[Exercise directions]
Collect all lines from the records below that include the word "Click".

++++++++++++++++++++

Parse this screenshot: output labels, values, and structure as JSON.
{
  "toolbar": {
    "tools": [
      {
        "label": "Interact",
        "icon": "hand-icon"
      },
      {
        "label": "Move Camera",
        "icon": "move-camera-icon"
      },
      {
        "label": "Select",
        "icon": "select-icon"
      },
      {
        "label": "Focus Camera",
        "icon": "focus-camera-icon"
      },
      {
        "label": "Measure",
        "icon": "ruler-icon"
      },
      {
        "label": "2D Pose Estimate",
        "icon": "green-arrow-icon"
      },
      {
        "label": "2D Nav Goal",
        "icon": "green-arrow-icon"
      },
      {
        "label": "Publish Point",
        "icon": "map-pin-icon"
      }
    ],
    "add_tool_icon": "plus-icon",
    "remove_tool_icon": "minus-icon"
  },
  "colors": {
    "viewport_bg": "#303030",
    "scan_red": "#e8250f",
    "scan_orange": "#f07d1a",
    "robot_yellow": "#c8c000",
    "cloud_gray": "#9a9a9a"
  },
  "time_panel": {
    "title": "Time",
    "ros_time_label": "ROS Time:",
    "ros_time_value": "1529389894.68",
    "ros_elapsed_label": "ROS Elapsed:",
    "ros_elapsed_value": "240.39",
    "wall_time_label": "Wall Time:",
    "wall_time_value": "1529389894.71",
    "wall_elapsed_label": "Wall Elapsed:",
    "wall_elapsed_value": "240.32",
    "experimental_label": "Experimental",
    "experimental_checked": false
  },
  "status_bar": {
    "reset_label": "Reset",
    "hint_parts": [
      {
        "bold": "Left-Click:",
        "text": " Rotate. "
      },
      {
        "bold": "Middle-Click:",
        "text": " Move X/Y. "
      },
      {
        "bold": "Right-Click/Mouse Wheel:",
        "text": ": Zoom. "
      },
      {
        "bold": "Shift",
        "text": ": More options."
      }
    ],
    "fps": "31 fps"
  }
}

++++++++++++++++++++

[Answer below]
        "bold": "Left-Click:",
        "bold": "Middle-Click:",
        "bold": "Right-Click/Mouse Wheel:",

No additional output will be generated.